The juvenile court’s lengthy paperwork process also helped slow down the decision process, according to Dozer.

“I think another reason that the matter took a rather long time is that the materials that we received from the juvenile court were an excess of 4,500 pages,” Dozer said, “and so defense council needed time to digest that material and understand what it consisted of.”

Dozer also said he was not expecting Sterne’s denial of the proposed injunction.

“I thought there was overwhelming evidence to sustain a gang injunction here in Santa Barbara,” Dozer said.

However, Dozer also said that despite the rejection of the gang injunction, both the Santa Barbara Sheriff’s Office and the Santa Barbara Police Department “will continue actions they’ve engaged with in the past.”

“A gang injunction really addresses behavior in a way that can’t be addressed by criminal law prosecutions,” Dozer said. “[However] Judge Sterne made some very laudable comments about the police department and to some extent even said that one of the reasons that a gang injunction isn’t need is that they’ve done such a good job in keeping the crime at a rate which doesn’t sustain, in her opinion, a necessity for a gang injunction.”

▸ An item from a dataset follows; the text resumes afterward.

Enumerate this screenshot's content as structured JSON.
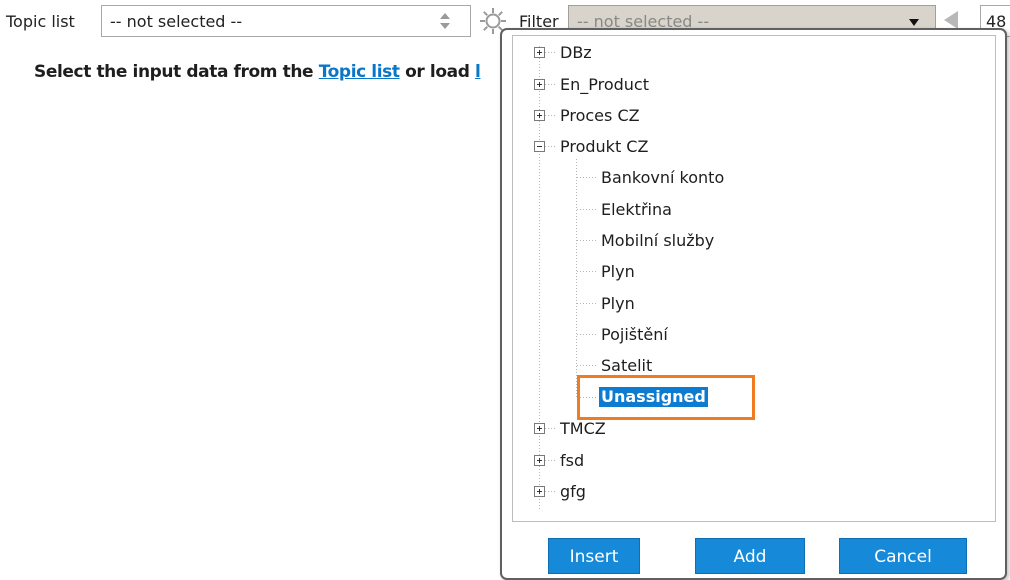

Throughout the trial, the injunction petition was met with strong opposition from certain community members and public officials. City Councilmember Cathy Murillo said she believes injunction defendants suffered greatly throughout the decision process and said she is glad of Tuesday’s result.

“I really appreciate the judge had the clarity to look at the youth violence that we have in the City of Santa Barbara and make a judgment that. Yes, there is a problem, but traditional law enforcement tools can take care of the job,” Murillo said. “The gang crime that we’ve had, and the risks and prosecutions that have been made, prove that our criminal justice system works just as it is. We did not need the extra tool of the gang injunction.”

According to Murillo, while there are effective law enforcement tools to stop youth violence, including probation and parole systems, there are also other alternatives to a law enforcement response.

“There’s something called restorative justice,” Murillo said. “Say a young person does gang graffiti — he or she spray paints on a wall. With restorative justice you take that young person and you make them paint over the wall themselves. They make an apology to the owner.”

In addition to being a city councilmember, Murillo is co-founder of the Pro-Youth Movement, a group committed to combating gang culture and addressing the factors that lead to youth violence. The Pro-Youth Movement also promotes restorative justice programming.

“You analyze the situation and try to get mentors or family members in place to create a safe structure at home for those kids,” Murillo said. “Some young people may need some extra help. Maybe academics aren’t their thing so you try to get them an apprenticeship or internship. If they want to go to college, you help them get there so that they can get away from gang lives, especially if their parents or relatives were in a gang.”

Murillo also said she challenges community members to find alternatives to the gang injunction in order to do something that effectively and sustainably helps at-risk kids.

“I ask people who care about at-risk kids to step up and do something about it so that we don’t have to look at the gang injunction again in the future,” Murillo said.

Throughout the gang injunction process, local grassroots-organization PODER, or People Organized for the Defense and Equal Rights of Santa Barbara Youth, performed demonstrations and mobilized community support against the injunction.

Marissa Garcia, a representative for PODER and wife of a defendant, said she is still in shock and knows the decision was due to solidarity within the community.

“Just knowing that the judge ruled in favor of the community is just beautiful,” Garcia said. “It’s a ruling that’s a step in the right direction towards positive community building.”


Photo by Peter Mounteer / Daily Nexus

This story is a Daily Nexus online exclusive.